- If you are able, consider using delivery or curbside pickup services for groceries and utilizing meal kits or produce box subscriptions.
The COVID-19 situation is evolving rapidly. To read the latest information on Roswell Park’s response and find additional resources, visit our Coronavirus (COVID-19) web page.Learn More
Cooking Tips & Resources
- Wash your hands! This is always important, but another reminder doesn’t hurt. Review proper handwashing technique here.
- Explore recipes for using canned goods.
- Cooking during this time can be simple and straightforward: Many veggies taste great simply tossed with oil, salt and pepper and roasted on a sheet pan in the oven.
- Find creative ways to use staple ingredients, or ingredients you aren’t used to cooking. Try this Italian Clean-the-Fridge Vegetarian Chili if you have veggies in your fridge that you don’t know what do with. Don’t be afraid to experiment with recipe substitutions, and check out different websites or apps that give you recipe ideas based on the food you have on hand:
- Freeze meals or fresh ingredients for later.
- Use airtight containers or bags and be careful not to overfill them, as some foods will expand when frozen.
- If you cook a big batch of food, freeze in individual or family-size portions to make thawing and reheating easier.
- Thaw food safely in the refrigerator, in cold water or in the microwave. The USDA is a good resource for freezing and food safety information.
- Meats, chicken and seafood maintain their quality better when frozen raw than if you cook them and then freeze them.
- Wash, peel, chop and prep fresh fruits, vegetables and herbs to freeze so they are ready to toss into recipes at a later time.
- Lettuce, mayonnaise and cream sauces are examples of some foods that don’t freeze well.
- Check out this article from Bon Appetit for tips on freezing different foods from a culinary perspective.
- Keep portion size in mind.
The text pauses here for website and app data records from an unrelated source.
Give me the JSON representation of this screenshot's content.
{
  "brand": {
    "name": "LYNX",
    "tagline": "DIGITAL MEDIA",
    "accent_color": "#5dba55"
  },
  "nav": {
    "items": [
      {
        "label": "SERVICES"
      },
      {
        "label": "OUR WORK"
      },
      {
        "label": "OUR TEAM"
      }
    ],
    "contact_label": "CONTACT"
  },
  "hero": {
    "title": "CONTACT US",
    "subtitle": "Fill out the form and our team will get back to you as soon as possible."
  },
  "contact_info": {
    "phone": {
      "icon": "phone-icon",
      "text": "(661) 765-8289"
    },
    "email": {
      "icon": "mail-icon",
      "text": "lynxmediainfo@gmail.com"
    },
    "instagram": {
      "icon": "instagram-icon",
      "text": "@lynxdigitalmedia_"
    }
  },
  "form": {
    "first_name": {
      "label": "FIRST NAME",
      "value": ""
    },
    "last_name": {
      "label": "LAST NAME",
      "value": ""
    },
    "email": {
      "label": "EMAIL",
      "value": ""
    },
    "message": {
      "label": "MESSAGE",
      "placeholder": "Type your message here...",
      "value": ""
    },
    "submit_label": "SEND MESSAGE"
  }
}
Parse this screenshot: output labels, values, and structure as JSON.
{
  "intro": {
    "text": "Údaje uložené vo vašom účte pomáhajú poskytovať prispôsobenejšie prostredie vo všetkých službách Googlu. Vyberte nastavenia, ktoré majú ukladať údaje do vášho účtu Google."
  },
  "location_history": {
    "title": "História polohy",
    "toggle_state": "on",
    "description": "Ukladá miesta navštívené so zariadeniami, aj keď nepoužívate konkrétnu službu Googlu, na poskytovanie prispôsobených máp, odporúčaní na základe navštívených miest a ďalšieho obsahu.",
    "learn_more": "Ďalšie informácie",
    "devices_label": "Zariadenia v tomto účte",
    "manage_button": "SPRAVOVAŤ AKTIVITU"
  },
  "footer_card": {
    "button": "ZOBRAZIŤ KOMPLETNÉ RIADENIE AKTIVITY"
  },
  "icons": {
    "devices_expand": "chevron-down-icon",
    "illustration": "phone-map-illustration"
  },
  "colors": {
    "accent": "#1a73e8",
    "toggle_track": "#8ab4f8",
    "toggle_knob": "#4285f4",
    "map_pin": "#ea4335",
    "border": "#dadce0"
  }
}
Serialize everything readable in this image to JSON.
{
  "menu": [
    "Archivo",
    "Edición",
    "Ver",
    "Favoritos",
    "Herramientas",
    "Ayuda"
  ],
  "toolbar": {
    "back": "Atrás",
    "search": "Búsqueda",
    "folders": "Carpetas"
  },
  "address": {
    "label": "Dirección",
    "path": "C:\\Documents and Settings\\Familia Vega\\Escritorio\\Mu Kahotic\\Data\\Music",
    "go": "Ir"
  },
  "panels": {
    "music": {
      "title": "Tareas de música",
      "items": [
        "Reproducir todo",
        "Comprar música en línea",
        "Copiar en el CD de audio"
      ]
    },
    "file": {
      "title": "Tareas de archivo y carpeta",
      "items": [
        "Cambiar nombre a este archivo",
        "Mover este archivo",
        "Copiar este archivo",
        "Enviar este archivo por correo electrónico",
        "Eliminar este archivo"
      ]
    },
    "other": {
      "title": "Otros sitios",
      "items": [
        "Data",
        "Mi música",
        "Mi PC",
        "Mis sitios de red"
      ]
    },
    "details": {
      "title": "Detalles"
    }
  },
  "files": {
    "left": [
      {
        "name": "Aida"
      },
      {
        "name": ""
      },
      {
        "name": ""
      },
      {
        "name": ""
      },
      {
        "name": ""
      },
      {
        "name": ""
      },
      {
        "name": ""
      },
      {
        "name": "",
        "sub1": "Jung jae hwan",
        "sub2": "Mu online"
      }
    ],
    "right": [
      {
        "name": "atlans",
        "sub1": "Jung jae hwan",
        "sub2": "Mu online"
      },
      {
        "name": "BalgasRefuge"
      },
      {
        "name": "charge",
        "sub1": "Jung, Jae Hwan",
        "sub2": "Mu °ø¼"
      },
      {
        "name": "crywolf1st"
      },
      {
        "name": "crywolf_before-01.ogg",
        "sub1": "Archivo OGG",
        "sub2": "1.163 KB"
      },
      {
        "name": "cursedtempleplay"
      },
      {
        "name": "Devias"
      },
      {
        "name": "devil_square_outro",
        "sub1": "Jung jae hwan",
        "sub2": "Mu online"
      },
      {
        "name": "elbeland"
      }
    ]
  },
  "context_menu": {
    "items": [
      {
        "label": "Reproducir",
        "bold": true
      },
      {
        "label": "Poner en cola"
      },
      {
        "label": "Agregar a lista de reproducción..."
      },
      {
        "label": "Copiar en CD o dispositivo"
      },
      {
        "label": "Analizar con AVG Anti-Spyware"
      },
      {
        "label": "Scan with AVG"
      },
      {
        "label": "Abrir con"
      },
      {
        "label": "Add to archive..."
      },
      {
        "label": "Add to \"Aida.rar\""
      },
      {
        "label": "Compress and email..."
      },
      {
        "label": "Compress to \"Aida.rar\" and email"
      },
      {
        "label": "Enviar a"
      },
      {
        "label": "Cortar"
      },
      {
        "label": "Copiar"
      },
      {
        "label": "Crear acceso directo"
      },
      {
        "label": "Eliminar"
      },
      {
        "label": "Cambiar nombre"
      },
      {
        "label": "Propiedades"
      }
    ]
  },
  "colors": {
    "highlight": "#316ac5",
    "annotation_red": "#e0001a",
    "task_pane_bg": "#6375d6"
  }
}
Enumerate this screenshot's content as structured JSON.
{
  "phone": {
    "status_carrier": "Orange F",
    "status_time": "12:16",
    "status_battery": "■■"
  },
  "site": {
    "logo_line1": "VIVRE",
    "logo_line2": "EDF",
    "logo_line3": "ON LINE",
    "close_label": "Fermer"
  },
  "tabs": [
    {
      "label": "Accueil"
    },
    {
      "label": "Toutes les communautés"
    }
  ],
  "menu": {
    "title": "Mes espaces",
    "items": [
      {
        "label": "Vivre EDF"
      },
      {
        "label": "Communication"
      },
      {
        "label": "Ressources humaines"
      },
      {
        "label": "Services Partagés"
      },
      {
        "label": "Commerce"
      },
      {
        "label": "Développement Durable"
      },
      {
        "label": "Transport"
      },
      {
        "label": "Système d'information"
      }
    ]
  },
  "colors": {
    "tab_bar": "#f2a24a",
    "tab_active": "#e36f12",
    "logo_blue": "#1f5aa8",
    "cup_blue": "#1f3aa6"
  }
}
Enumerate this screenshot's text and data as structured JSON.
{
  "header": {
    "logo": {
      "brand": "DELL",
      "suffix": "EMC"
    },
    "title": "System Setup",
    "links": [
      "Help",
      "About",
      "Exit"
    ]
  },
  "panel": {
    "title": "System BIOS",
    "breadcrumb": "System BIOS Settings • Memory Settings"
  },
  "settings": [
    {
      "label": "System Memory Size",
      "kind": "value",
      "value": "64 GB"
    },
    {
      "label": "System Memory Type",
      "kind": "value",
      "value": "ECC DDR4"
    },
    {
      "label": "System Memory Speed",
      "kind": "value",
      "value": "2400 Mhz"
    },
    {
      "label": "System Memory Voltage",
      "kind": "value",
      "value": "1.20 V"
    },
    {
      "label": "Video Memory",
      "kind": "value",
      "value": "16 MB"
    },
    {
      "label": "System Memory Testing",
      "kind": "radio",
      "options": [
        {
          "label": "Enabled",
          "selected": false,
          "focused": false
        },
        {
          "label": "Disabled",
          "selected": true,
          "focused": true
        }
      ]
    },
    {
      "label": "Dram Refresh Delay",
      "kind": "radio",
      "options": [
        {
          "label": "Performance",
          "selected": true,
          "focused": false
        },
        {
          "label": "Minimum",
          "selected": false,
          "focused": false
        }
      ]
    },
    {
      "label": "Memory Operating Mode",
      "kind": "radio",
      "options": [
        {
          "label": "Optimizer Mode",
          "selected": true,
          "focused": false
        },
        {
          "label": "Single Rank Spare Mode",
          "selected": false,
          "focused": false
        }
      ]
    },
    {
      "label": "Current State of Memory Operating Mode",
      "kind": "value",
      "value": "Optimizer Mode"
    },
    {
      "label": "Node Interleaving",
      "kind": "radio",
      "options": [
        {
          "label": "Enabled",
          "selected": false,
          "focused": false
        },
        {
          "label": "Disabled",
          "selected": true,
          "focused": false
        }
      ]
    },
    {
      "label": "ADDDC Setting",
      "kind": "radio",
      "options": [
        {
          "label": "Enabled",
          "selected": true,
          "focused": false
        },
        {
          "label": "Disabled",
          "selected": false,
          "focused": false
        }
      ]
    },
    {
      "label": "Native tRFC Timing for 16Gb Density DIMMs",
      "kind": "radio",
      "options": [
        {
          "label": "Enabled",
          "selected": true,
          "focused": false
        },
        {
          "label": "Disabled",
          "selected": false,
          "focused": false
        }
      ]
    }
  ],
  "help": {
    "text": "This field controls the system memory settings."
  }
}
Take an individual portion of food out of the bag or larger container and put the rest away, rather than munching straight from the bag.
- Try to snack on fruits, vegetables, nuts and seeds.
- Remember, it’s okay to indulge in your favorite treats! Being overly restrictive can lead to stronger cravings and overeating.
- Practice mindful eating habits at meals or snacks.
- When you reach for a snack, ask yourself if you’re hungry or just bored or stressed. If you’re eating for emotional reasons rather than physical ones, get involved in different activities or focus on coping strategies.